Imagine shrinking yourself down to the scale of atoms, where the laws of physics morph into a bizarre quantum leaps and fleeting interactions. This is the realm Humberto Saint-Martin Posada and his team at the Institute of Physical Sciences (ICF) of UNAM explore, not with microscopes, but with the fantastical tools of virtual reality. Their playground? The Theoretical Studies of Aqueous Solutions and Coexistence of Phases project, a mind-bending fusion of virtual worlds and cutting-edge science with applications that could revolutionize medicine, oil extraction, and our understanding of the universe itself.
Saint-Martin, a biophysicist and materials scientist, delves into the complexities of this microscopic realm. He speaks of electronic transitions that take place in femtoseconds (a millionth of a millionth of a second!), and biological phenomena that unfold on the nanoscale, like the elusive formation of lipid rafts in cell membranes. These are the hidden gears that drive life and industry, and understanding them is key to unlocking new possibilities.
One such possibility lies in the realm of drug delivery. Imagine tiny, tailor-made molecules, guided by the insights gleaned from VR simulations, navigating the labyrinthine pathways of our cells, delivering their precious payloads with pinpoint accuracy. This is no longer science fiction; it's the future Saint-Martin and his team are actively shaping.

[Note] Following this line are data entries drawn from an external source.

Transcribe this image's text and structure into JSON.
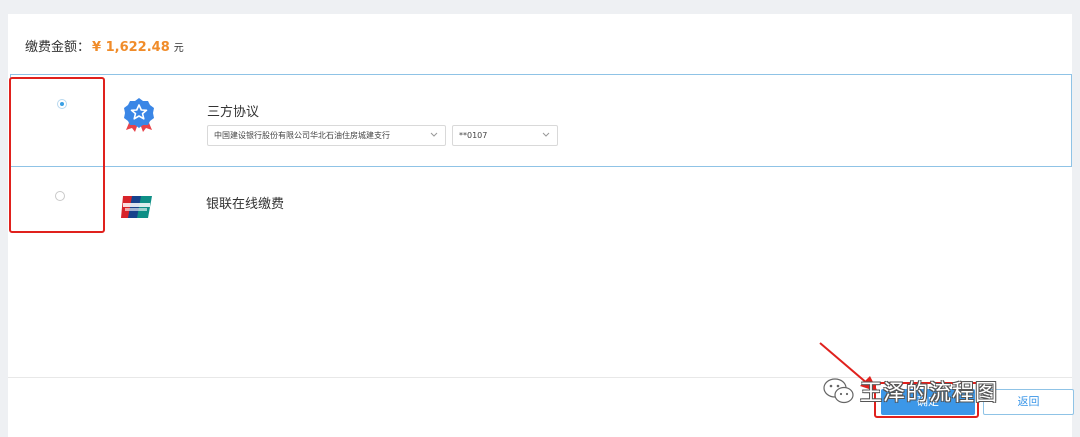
{
  "payment": {
    "amount_label": "缴费金额：",
    "amount_value": "¥ 1,622.48",
    "amount_unit": "元"
  },
  "options": [
    {
      "title": "三方协议",
      "selected": true,
      "icon": "ribbon-star-badge-icon",
      "bank_select_value": "中国建设银行股份有限公司华北石油住房城建支行",
      "card_select_value": "**0107"
    },
    {
      "title": "银联在线缴费",
      "selected": false,
      "icon": "unionpay-card-icon"
    }
  ],
  "actions": {
    "confirm_label": "确定",
    "return_label": "返回"
  },
  "watermark": {
    "text": "王泽的流程图"
  },
  "colors": {
    "accent_blue": "#3c97e8",
    "amount_orange": "#f08c2a",
    "highlight_red": "#e0211d"
  }
}
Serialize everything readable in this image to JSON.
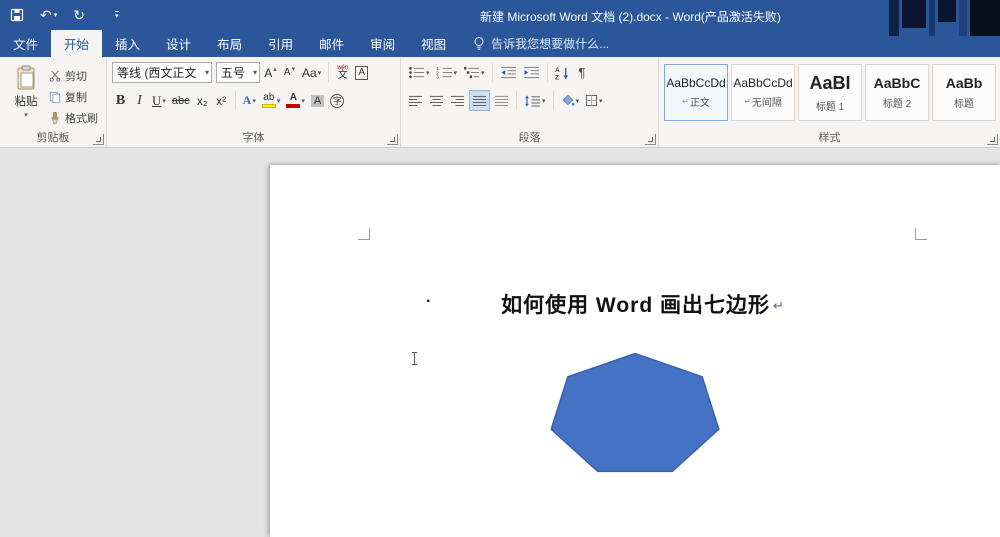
{
  "window": {
    "title": "新建 Microsoft Word 文档 (2).docx - Word(产品激活失败)"
  },
  "icons": {
    "dropdown": "▾",
    "up": "▴",
    "undo": "↶",
    "redo": "↻",
    "paragraph": "¶"
  },
  "tabs": {
    "file": "文件",
    "items": [
      "开始",
      "插入",
      "设计",
      "布局",
      "引用",
      "邮件",
      "审阅",
      "视图"
    ],
    "active": "开始",
    "tell_me": "告诉我您想要做什么..."
  },
  "ribbon": {
    "clipboard": {
      "label": "剪贴板",
      "paste": "粘贴",
      "cut": "剪切",
      "copy": "复制",
      "format_painter": "格式刷"
    },
    "font": {
      "label": "字体",
      "name_value": "等线 (西文正文",
      "size_value": "五号",
      "grow": "A",
      "shrink": "A",
      "change_case": "Aa",
      "phonetic_top": "wén",
      "phonetic_bottom": "文",
      "char_border": "A",
      "bold": "B",
      "italic": "I",
      "underline": "U",
      "strike": "abc",
      "subscript": "x₂",
      "superscript": "x²",
      "effects": "A",
      "highlight": "ab",
      "color": "A",
      "char_shading": "A",
      "enclose": "字"
    },
    "paragraph": {
      "label": "段落"
    },
    "styles": {
      "label": "样式",
      "items": [
        {
          "preview": "AaBbCcDd",
          "mark": "↵",
          "name": "正文"
        },
        {
          "preview": "AaBbCcDd",
          "mark": "↵",
          "name": "无间隔"
        },
        {
          "preview": "AaBI",
          "mark": "",
          "name": "标题 1"
        },
        {
          "preview": "AaBbC",
          "mark": "",
          "name": "标题 2"
        },
        {
          "preview": "AaBb",
          "mark": "",
          "name": "标题"
        }
      ]
    }
  },
  "document": {
    "heading": "如何使用 Word 画出七边形",
    "list_bullet": "·",
    "paragraph_mark": "↵",
    "shape": {
      "type": "heptagon",
      "fill": "#4472C4",
      "stroke": "#3A62A8"
    }
  },
  "colors": {
    "titlebar": "#2B579A",
    "ribbon_bg": "#F5F4F2",
    "page_bg": "#FFFFFF",
    "shape_fill": "#4472C4"
  }
}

But their VR toolkit isn't just for biology. Take the methane hydrates lurking in the icy depths of the ocean, potential fuel sources trapped in a cage of their own making. These gas hydrates, akin to nature's icy plumbing nightmares, can clog pipelines and pose serious safety risks. Enter the VR heroes. By simulating the formation of these icy demons, Saint-Martin and his team have discovered a way to combat them – zapping them with gigavolts of electricity. Talk about shocking the system.
But VR isn't just about brute force; it's about finesse. Before unleashing the electrical cavalry, the team can test different antifreeze options in their virtual playground, saving time, money, and potentially a few exploding pipelines. This virtual testing ground allows them to design a custom-made antifreeze strategy, guiding Petróleos Mexicanos, the Mexican national oil company, towards the most efficient and cost-effective solution.
The beauty of this VR approach lies in its versatility. It's like a universal translator for the language of the microcosmos. From the delicate movement of atoms in an aqueous solution to the burly handshake of methane molecules forming a hydrate, the team can tailor their simulations to any chemical or physical phenomenon. Quantum mechanics? No problem. Classical mechanics? Piece of cake. VR lets them switch gears effortlessly, navigating the diverse terrain of the microscopic world with the agility of seasoned explorers.
Saint-Martin's infectious enthusiasm is palpable as he talks about the future. He envisions a world where VR isn't just a tool for scientists, but an educational playground for students and the public alike. Imagine stepping into a virtual world where you can witness the birth of a protein molecule or watch a methane hydrate form in real-time. This democratization of science, Saint-Martin believes, is key to fostering a deeper understanding and appreciation for the invisible forces that shape our world.
So, the next time you look up at the vast expanse of the universe or down at the tiny blade of grass beneath your feet, remember the unseen world teeming with possibilities. Remember the intrepid explorers like Saint-Martin and his team, armed with their VR headsets, venturing into the microverse, not just to understand, but to shape the future.